The journalistic field is currently disrupted by digital networked technologies and by the rise of public participation. In the case of Hong Kong, the journalists' situation is complicated by the political uncertainties of the territory and the high economic pressures local journalists are facing. This research aims to understand how the legacy press and digital-only media in Hong Kong are patrolling and strengthening their professional borders in order to continue doing their work in this new environment. The journalistic field is analysed in relationship with four main themes: 1) technological convergence and actants, 2) public participation, 3) political pressures, and 4) economic imperatives. Anchored in Pierre Bourdieu's field theory and borrowing from Thomas Gieryn's concept of boundary-work, this comparative study highlights the historical developments that have led to the current configurations of the journalistic field. This empirical research is carried out while fully taking into account social and cultural characteristics of the territory, but especially of the journalistic field in Hong Kong. Apart from such an investigative effort, this research analyses where new actors (e.g. the audience through its participation) and recent technological developments are located within the broader journalistic field. Through a case-study method, relying on in-depth interviews, newsroom observations, and annual reports, this study points out to what extent legacy journalists and digital-only journalists adopt similar or different tactics to enforce their professional boundaries and how they adapt to a new environment brought forward by technological convergence, public participation, growing political and economic pressures. On the theoretical level, this research contributes with an inclusive re-conceptualization of the journalistic field and the concept of boundary-work.

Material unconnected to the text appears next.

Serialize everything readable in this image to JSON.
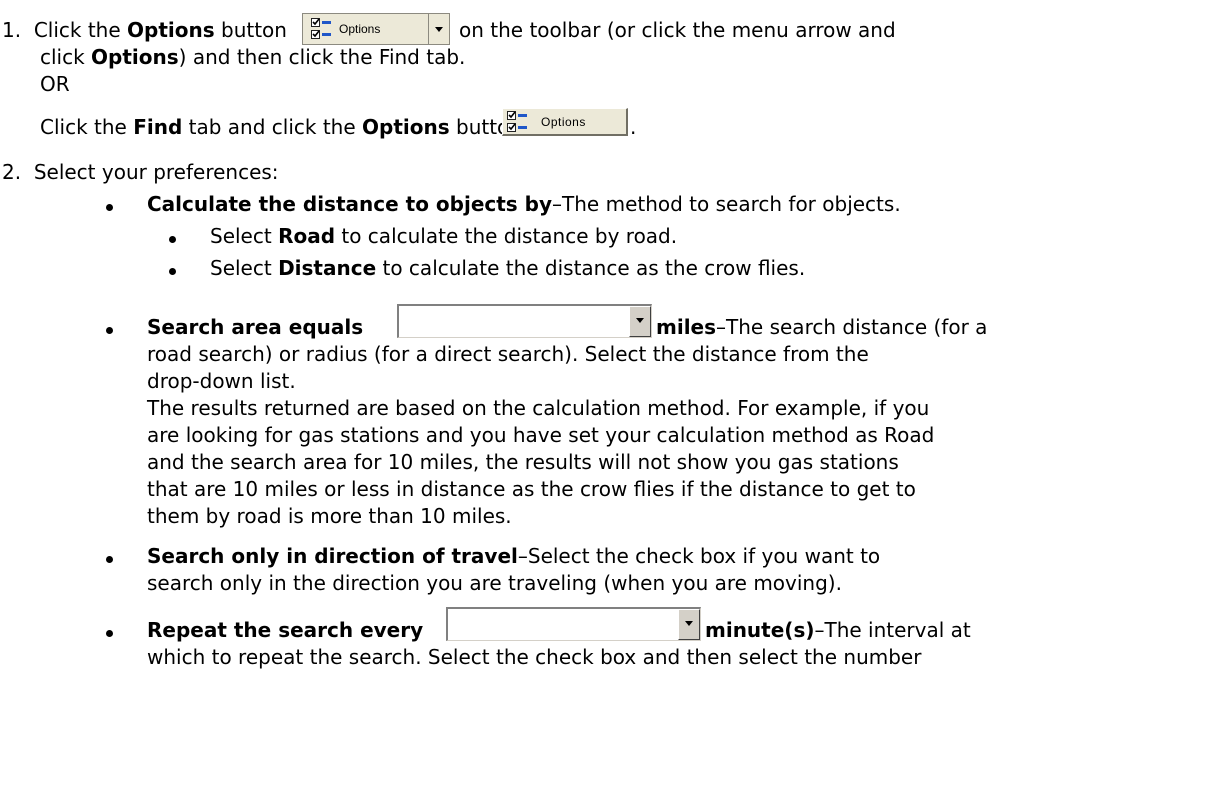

|Date of Award||25 Aug 2017|
|Supervisor||Yu HUANG (Supervisor)|
- Hong Kong
- Online journalism